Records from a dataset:
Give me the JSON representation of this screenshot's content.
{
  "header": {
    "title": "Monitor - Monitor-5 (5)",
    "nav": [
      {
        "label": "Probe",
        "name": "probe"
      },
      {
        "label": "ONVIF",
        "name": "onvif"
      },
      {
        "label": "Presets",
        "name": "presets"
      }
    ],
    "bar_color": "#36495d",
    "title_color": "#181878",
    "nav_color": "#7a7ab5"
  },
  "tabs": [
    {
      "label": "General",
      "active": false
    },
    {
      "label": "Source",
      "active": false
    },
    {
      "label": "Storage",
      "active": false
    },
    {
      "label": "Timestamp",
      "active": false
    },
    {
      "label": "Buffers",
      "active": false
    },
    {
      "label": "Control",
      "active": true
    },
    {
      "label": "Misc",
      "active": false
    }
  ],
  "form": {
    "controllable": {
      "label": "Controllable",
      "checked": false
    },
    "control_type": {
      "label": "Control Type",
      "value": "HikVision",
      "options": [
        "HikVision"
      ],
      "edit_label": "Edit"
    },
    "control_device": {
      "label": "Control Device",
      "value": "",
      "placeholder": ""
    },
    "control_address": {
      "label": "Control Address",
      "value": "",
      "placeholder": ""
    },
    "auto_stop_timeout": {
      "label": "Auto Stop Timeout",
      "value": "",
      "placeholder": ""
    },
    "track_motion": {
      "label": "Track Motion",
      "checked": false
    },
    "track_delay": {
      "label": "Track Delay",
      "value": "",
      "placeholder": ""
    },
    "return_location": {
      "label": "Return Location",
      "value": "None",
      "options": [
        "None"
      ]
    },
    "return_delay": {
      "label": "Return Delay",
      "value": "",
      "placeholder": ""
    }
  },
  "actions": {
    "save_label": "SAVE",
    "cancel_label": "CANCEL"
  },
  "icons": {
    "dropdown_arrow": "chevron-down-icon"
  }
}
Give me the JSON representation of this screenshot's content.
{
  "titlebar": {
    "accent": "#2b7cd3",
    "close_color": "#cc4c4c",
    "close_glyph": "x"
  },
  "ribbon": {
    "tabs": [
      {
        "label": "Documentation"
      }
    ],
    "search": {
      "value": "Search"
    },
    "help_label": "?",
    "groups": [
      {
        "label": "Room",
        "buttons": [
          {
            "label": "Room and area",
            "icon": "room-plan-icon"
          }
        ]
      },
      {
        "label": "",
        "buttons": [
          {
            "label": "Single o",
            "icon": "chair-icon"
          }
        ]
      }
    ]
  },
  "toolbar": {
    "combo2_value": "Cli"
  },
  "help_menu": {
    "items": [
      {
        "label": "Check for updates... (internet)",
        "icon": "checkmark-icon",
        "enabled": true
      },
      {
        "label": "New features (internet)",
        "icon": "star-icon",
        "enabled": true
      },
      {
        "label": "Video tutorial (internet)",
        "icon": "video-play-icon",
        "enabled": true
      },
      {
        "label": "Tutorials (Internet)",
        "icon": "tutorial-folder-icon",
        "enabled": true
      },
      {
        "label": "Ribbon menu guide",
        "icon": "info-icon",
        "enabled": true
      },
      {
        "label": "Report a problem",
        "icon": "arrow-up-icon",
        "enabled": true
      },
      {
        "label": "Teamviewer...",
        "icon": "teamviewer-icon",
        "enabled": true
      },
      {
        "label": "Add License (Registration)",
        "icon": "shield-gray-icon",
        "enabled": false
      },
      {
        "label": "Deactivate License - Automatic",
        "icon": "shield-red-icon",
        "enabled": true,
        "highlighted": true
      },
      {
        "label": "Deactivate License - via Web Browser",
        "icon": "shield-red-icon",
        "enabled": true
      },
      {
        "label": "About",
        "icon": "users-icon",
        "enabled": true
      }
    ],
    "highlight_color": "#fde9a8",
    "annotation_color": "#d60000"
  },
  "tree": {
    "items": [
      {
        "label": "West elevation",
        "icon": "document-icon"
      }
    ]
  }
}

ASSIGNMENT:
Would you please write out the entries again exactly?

PROBLEM SOLUTION:
Give me the JSON representation of this screenshot's content.
{
  "header": {
    "title": "Monitor - Monitor-5 (5)",
    "nav": [
      {
        "label": "Probe",
        "name": "probe"
      },
      {
        "label": "ONVIF",
        "name": "onvif"
      },
      {
        "label": "Presets",
        "name": "presets"
      }
    ],
    "bar_color": "#36495d",
    "title_color": "#181878",
    "nav_color": "#7a7ab5"
  },
  "tabs": [
    {
      "label": "General",
      "active": false
    },
    {
      "label": "Source",
      "active": false
    },
    {
      "label": "Storage",
      "active": false
    },
    {
      "label": "Timestamp",
      "active": false
    },
    {
      "label": "Buffers",
      "active": false
    },
    {
      "label": "Control",
      "active": true
    },
    {
      "label": "Misc",
      "active": false
    }
  ],
  "form": {
    "controllable": {
      "label": "Controllable",
      "checked": false
    },
    "control_type": {
      "label": "Control Type",
      "value": "HikVision",
      "options": [
        "HikVision"
      ],
      "edit_label": "Edit"
    },
    "control_device": {
      "label": "Control Device",
      "value": "",
      "placeholder": ""
    },
    "control_address": {
      "label": "Control Address",
      "value": "",
      "placeholder": ""
    },
    "auto_stop_timeout": {
      "label": "Auto Stop Timeout",
      "value": "",
      "placeholder": ""
    },
    "track_motion": {
      "label": "Track Motion",
      "checked": false
    },
    "track_delay": {
      "label": "Track Delay",
      "value": "",
      "placeholder": ""
    },
    "return_location": {
      "label": "Return Location",
      "value": "None",
      "options": [
        "None"
      ]
    },
    "return_delay": {
      "label": "Return Delay",
      "value": "",
      "placeholder": ""
    }
  },
  "actions": {
    "save_label": "SAVE",
    "cancel_label": "CANCEL"
  },
  "icons": {
    "dropdown_arrow": "chevron-down-icon"
  }
}
Give me the JSON representation of this screenshot's content.
{
  "titlebar": {
    "accent": "#2b7cd3",
    "close_color": "#cc4c4c",
    "close_glyph": "x"
  },
  "ribbon": {
    "tabs": [
      {
        "label": "Documentation"
      }
    ],
    "search": {
      "value": "Search"
    },
    "help_label": "?",
    "groups": [
      {
        "label": "Room",
        "buttons": [
          {
            "label": "Room and area",
            "icon": "room-plan-icon"
          }
        ]
      },
      {
        "label": "",
        "buttons": [
          {
            "label": "Single o",
            "icon": "chair-icon"
          }
        ]
      }
    ]
  },
  "toolbar": {
    "combo2_value": "Cli"
  },
  "help_menu": {
    "items": [
      {
        "label": "Check for updates... (internet)",
        "icon": "checkmark-icon",
        "enabled": true
      },
      {
        "label": "New features (internet)",
        "icon": "star-icon",
        "enabled": true
      },
      {
        "label": "Video tutorial (internet)",
        "icon": "video-play-icon",
        "enabled": true
      },
      {
        "label": "Tutorials (Internet)",
        "icon": "tutorial-folder-icon",
        "enabled": true
      },
      {
        "label": "Ribbon menu guide",
        "icon": "info-icon",
        "enabled": true
      },
      {
        "label": "Report a problem",
        "icon": "arrow-up-icon",
        "enabled": true
      },
      {
        "label": "Teamviewer...",
        "icon": "teamviewer-icon",
        "enabled": true
      },
      {
        "label": "Add License (Registration)",
        "icon": "shield-gray-icon",
        "enabled": false
      },
      {
        "label": "Deactivate License - Automatic",
        "icon": "shield-red-icon",
        "enabled": true,
        "highlighted": true
      },
      {
        "label": "Deactivate License - via Web Browser",
        "icon": "shield-red-icon",
        "enabled": true
      },
      {
        "label": "About",
        "icon": "users-icon",
        "enabled": true
      }
    ],
    "highlight_color": "#fde9a8",
    "annotation_color": "#d60000"
  },
  "tree": {
    "items": [
      {
        "label": "West elevation",
        "icon": "document-icon"
      }
    ]
  }
}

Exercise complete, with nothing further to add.